Tal Cohen has spent a quarter-century working as a research scientist and professor of engineering and computer science at Georgia Tech. He co-founded a company that provides consumer behavior intelligence to major corporations. He served as vice chairman of an organization that promotes American and Israeli business collaborations.
These days, he's playing matchmaker.
In 2015, Cohen, 55, co-founded Drive TLV, a Tel Aviv-based business incubator that collaborates with select mobility startups and introduces them to global partners, such as Volvo Cars, Honda, Cox Automotive, Hertz and Aptiv. The Israeli business has a sister venture-capital arm, Next Gear Ventures, that in some cases invests in the startups.
Deputy Mobility Editor Pete Bigelow caught up with Cohen to discuss the suddenly uncertain state of startups and venture capital. Here are edited excerpts.
Q: We are in the midst of THE coronavirus CRISIS and a rapidly changing WORLD. How does this affect entrepreneurs? What are you advising companies?
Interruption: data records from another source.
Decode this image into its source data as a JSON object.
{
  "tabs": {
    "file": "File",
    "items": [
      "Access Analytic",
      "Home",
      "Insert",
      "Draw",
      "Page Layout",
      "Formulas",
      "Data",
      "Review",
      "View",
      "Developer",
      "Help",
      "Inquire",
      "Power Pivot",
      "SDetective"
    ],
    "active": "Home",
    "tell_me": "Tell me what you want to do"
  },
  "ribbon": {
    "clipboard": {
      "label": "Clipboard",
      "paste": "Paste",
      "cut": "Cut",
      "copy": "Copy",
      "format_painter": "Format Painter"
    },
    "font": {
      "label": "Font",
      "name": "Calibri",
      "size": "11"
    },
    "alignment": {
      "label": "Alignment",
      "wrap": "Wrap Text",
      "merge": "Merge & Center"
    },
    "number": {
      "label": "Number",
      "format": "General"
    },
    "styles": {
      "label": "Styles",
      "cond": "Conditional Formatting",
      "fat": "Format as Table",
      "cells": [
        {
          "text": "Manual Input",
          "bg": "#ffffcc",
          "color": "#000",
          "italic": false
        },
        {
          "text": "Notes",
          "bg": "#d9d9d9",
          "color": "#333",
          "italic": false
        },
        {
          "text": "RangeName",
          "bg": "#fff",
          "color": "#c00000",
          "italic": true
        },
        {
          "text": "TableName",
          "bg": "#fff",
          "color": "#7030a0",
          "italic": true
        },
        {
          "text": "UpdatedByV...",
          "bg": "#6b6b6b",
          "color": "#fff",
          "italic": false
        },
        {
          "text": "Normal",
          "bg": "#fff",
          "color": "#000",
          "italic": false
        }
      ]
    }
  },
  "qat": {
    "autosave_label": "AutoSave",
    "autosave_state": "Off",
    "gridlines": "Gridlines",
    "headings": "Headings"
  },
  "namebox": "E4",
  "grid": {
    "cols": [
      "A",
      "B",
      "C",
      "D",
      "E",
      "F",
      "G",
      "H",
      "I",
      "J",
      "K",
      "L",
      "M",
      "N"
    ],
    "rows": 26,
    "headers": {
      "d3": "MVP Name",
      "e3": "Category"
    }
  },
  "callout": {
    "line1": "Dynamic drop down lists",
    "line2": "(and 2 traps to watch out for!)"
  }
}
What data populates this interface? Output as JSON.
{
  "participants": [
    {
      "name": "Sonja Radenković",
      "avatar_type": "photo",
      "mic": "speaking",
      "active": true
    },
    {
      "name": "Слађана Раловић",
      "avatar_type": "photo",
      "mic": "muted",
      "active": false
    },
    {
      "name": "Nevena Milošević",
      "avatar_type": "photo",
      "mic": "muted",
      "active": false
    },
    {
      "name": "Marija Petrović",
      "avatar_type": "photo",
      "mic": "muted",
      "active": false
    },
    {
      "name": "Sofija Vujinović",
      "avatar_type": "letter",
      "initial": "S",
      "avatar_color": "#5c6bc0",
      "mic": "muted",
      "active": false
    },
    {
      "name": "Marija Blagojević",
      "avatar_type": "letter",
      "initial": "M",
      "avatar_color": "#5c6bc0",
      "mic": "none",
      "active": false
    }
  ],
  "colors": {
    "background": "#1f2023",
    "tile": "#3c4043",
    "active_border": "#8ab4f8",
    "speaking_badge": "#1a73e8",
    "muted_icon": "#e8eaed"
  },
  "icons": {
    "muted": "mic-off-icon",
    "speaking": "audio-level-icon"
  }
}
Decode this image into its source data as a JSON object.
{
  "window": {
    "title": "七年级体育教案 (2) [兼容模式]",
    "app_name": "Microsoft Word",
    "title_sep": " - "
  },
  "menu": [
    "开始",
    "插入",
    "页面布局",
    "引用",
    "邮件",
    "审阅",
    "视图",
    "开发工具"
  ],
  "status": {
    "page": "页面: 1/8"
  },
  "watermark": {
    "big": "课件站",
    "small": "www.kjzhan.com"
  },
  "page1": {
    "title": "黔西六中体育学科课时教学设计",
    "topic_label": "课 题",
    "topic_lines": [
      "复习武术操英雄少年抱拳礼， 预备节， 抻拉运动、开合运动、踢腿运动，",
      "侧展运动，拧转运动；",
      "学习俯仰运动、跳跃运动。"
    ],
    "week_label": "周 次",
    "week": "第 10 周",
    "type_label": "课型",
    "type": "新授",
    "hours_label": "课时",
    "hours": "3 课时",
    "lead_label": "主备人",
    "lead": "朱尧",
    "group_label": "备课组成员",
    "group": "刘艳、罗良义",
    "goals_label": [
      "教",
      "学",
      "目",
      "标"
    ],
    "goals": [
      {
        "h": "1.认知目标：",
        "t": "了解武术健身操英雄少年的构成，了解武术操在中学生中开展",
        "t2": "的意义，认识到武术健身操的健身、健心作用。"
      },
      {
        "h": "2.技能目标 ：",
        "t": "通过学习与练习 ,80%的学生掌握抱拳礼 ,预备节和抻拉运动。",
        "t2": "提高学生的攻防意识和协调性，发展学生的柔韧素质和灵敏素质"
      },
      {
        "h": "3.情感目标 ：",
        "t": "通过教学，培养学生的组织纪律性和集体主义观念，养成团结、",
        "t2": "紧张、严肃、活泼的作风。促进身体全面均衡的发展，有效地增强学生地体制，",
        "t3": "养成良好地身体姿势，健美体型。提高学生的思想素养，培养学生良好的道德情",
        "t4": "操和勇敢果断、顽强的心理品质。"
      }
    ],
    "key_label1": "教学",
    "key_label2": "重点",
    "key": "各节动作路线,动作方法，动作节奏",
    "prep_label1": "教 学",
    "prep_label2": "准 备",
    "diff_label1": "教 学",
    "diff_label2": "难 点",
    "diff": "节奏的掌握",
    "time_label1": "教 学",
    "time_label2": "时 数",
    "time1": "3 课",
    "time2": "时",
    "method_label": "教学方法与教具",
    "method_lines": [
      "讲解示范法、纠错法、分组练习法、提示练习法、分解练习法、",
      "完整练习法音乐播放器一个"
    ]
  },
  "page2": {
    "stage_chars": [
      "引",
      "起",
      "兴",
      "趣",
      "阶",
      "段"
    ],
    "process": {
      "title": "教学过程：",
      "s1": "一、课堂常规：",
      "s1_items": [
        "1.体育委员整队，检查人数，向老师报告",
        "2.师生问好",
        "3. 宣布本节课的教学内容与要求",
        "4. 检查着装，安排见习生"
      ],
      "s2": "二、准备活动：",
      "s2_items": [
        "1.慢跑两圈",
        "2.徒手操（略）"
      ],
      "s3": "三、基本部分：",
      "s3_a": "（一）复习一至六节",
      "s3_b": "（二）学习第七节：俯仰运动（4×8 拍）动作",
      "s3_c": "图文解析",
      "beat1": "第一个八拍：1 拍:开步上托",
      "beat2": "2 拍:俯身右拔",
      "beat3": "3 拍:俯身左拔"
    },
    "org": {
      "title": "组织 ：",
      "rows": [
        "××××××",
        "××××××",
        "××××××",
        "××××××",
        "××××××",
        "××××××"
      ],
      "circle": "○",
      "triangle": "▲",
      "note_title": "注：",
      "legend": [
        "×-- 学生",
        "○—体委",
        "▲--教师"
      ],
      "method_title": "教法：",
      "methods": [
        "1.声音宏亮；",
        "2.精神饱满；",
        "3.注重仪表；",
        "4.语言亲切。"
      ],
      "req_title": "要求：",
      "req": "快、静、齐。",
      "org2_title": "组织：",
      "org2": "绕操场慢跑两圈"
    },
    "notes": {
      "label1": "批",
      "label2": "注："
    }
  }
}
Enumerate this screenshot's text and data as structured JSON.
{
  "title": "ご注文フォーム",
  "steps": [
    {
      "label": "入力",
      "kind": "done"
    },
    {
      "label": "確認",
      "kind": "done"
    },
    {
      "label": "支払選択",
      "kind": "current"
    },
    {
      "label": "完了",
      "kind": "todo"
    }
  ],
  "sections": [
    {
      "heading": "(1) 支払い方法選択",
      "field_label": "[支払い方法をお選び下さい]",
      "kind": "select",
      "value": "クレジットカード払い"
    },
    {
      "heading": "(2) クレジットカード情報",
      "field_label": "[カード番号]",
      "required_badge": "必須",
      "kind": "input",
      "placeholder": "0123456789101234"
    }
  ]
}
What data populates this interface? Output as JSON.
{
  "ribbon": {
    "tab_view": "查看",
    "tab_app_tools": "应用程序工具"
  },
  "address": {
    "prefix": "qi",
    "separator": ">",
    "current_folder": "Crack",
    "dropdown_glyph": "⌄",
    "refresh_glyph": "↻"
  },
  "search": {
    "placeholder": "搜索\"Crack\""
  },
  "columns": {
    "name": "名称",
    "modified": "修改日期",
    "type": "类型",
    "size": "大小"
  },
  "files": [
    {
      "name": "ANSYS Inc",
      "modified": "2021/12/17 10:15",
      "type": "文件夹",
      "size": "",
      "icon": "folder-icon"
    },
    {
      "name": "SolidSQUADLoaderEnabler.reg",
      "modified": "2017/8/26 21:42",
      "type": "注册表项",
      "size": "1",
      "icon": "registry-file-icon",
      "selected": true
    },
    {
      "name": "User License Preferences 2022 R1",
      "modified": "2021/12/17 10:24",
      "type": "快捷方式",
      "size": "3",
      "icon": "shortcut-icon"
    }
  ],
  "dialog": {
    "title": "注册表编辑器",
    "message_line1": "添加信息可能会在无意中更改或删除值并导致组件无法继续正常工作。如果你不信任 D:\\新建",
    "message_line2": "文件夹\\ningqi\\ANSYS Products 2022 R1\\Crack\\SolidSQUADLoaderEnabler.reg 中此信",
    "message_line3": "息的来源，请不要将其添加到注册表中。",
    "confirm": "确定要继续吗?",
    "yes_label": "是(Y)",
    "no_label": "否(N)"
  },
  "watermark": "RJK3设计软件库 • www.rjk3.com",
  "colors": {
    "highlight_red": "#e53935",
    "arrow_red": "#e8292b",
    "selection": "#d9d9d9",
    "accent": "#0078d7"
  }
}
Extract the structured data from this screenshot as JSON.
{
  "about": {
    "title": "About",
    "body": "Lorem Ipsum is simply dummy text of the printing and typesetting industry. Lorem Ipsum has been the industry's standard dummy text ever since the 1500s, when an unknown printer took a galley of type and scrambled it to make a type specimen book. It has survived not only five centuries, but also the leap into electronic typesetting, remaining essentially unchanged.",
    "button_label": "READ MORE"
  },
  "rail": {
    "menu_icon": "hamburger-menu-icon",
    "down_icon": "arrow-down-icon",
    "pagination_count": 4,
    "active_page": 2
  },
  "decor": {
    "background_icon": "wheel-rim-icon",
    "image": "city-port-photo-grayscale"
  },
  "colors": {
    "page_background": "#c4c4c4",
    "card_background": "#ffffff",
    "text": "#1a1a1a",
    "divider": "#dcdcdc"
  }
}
A: Entrepreneurs are, by definition, about responding to needs. So this phenomenon we see now is a once-in-a-century kind of thing, hopefully, and I think they're asking themselves about what's happening and asking how they might take their technology and turn it into something of value. I have this discussion daily the past few days or weeks. The real leap is going to happen when they are brave enough to take more distance from their current ideas and make a focused leap into where the industry is going to be when we come out of this bubble.
Q: Why was there a need for an incubator that links startups with global companies in the automotive realm?
A: You have two different entities that want to work with each other, but they don't speak the same language or do the same dance. Drive is basically an institute to make that dance happen. It's taking an elephant and a mouse and making that dance happen. You have nimble, small-budget organizations that have fantastic advantages on one side and very large, robust execution machines that are composed of very talented people on the other. But their structure is effective in the execution of mass manufacturing, not adopting to new technology on the fly.
Q: What's the role of Next Gear Ventures?
A: Drive is an entity that is about commercialization. We finished raising the [Next Gear] fund a year ago and probably have $30 million that's cherry-picking the startups from Drive based on those interactions and how well they work with partners and understand it very closely.
Q: Why focus on mobility-related companies?
A: Mobility is on the verge of a revolution. Or going through one already. You know all the acronyms with CASE or ACES (Autonomous, Connected, Electric, Shared). You combine them and you create a void in AI or sensors for the autonomous side, in data mining and connectivity, storage. There's such a wide variety of needs, and they're all over the place. So there's this great pressure that brings entrepreneurs into this area.
Q: You've been a founder. Now you're on the other side. Do you miss it?
A: When you identify a big opportunity, you almost visualize the path ahead. You almost can visualize the particular acute need and you have the urge to move the thing forward yourself. But honestly, I'm enjoying working with many founders and seeing how their business is. We're helping them create value, business relationships and helping with the first round of funding all the way to an exit. It's rewarding. It's combining my research, education and entrepreneurship all in one package.